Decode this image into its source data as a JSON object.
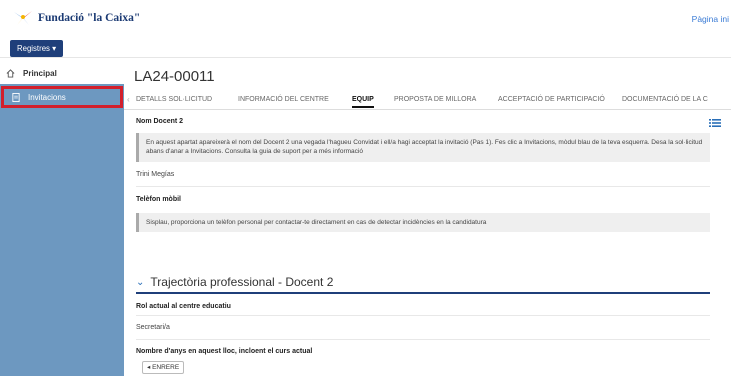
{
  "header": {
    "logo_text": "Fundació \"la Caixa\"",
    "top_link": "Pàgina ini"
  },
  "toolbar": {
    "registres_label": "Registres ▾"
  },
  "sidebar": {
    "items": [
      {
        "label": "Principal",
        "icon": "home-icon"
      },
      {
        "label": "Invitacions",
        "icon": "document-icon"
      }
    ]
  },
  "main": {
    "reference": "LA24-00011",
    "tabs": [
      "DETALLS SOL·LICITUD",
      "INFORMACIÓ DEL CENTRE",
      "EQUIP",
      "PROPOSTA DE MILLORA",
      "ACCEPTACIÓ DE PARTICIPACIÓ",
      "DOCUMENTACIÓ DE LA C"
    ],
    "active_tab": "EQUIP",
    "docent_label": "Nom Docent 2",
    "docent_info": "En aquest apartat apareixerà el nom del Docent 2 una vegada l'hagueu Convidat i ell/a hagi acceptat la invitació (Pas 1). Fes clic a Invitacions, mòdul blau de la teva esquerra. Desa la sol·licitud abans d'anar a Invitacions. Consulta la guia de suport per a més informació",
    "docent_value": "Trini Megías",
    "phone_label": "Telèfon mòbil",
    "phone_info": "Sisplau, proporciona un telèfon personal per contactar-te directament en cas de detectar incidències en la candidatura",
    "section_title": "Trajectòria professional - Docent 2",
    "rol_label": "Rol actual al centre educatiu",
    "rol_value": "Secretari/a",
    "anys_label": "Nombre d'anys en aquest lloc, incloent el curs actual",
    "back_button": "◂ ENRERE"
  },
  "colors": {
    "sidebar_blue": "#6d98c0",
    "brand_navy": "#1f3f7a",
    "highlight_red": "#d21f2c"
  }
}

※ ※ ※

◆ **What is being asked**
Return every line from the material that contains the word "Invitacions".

◆ **Your response**
        "label": "Invitacions",
    "docent_info": "En aquest apartat apareixerà el nom del Docent 2 una vegada l'hagueu Convidat i ell/a hagi acceptat la invitació (Pas 1). Fes clic a Invitacions, mòdul blau de la teva esquerra. Desa la sol·licitud abans d'anar a Invitacions. Consulta la guia de suport per a més informació",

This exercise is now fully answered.